The renovation has unravelled the architectural acumen of the then rulers
Archaeologists, history lovers, and pilgrims visiting Srirangam Sri Ranganathaswamy temple are jubilant over the current renovation work taken up at the ramparts and the five granaries.
While the renovation of the ramparts has been taken up as a pilot project, the granaries built during the Vijayanagar dynasty, pose a challenge to the conservationists who had worked out a special strategy for execution of its renovation.
For the first time, Hindu Religious and Charitable Endowments Board has come forward to execute these work on its own, utilising the expertise of the conservationists who were involved in the renovation of ancient monuments in the order of the Srirangam temple.
The renovation has unravelled the architectural acumen of the rulers of the distant past. The pilot project for rampart renovation encompasses a length of 50 metres at the Uthira street.
All the weak boulders have been cleared and the work on renovation of the pilot project area would be completed within a few months, says V.T. Narasimhan, Consultant / Conservationist, Hindu Religious and Charitable Endowments Board, Museum and Tourism.
The pilot study involved clearing of a tall neem tree in the area.
“A study at this place where walls from two directions meet, ensure stability of the structure for a long period,” he said. The inner and the outer veneers are separated by a core space of about 1.5 metres. Against the usual earth or bricks for filling the core, ancient architects had used boulders at Srirangam indicating their rich regard for the temple.

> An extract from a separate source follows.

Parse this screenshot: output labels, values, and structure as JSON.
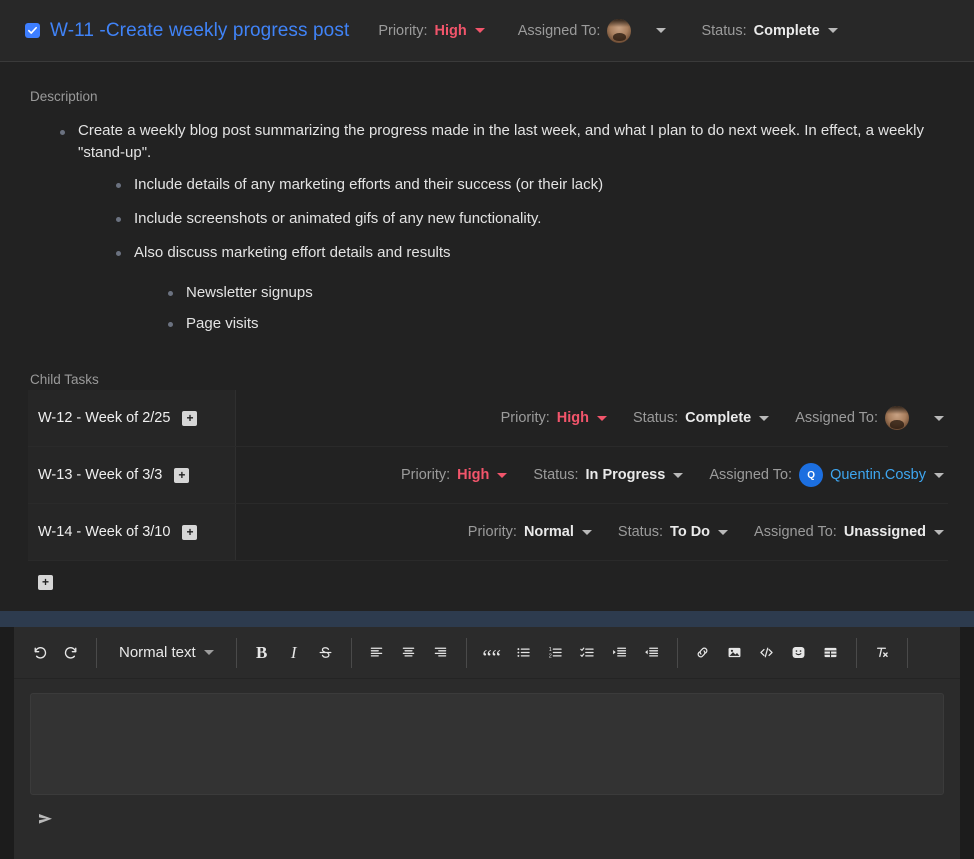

The temple accounts for seven prakarams (tiruchutru) running to 32,590 feet or 9,934 metres. The boulders on the V, VI and VII prakarams have got weakened and instances of boulders rolling down have been reported at least during five occasions in the past four years, particularly during the monsoon. The conventional mortar would be used for binding the boulders during the course of renovation.
The renovation keeps an eye on possible unearthing of inscription on these prakarams. The pilot project aims at facilitating the HR and CE to evolve the exact expenditure and expertise needed for renovating the prakaram with weak structure.
The renovation through pilot project has gone down well with the residents of Srirangam. They heave a sigh of relief in the wake of recurring problem caused by the rolling of boulders.
The granaries, numbering five, were built during the Vijayanagar dynasty at the “Tiru Kottaram” of the temple.
While two granaries were built first, the other three were added at a later period. A decorative cliff, called pilaster, at a specific place had indicated that the granaries, though circular in shape, had an octagonal foundation. The pilaster has “padma” (lotus) structure and an abacus, normally found on an octagonal base.
“Taking a vital clue from the pilaster, we have established its octagonal base by carefully digging the earth in the area,” said Mr. Narasimhan.
A major challenge is the presence of four tall trees and deposit of silt all around the Tirukottaram. All the trees would be uprooted carefully and the silt cleared first, “without causing any vibration to the granaries”.
Ancient rulers had utilised the granaries for stocking various commodities — from paddy to spices and from millets to dry fruits.
The grandeur of the granaries would be restored in tact because it was built during the Vijayanagar dynasty, he said.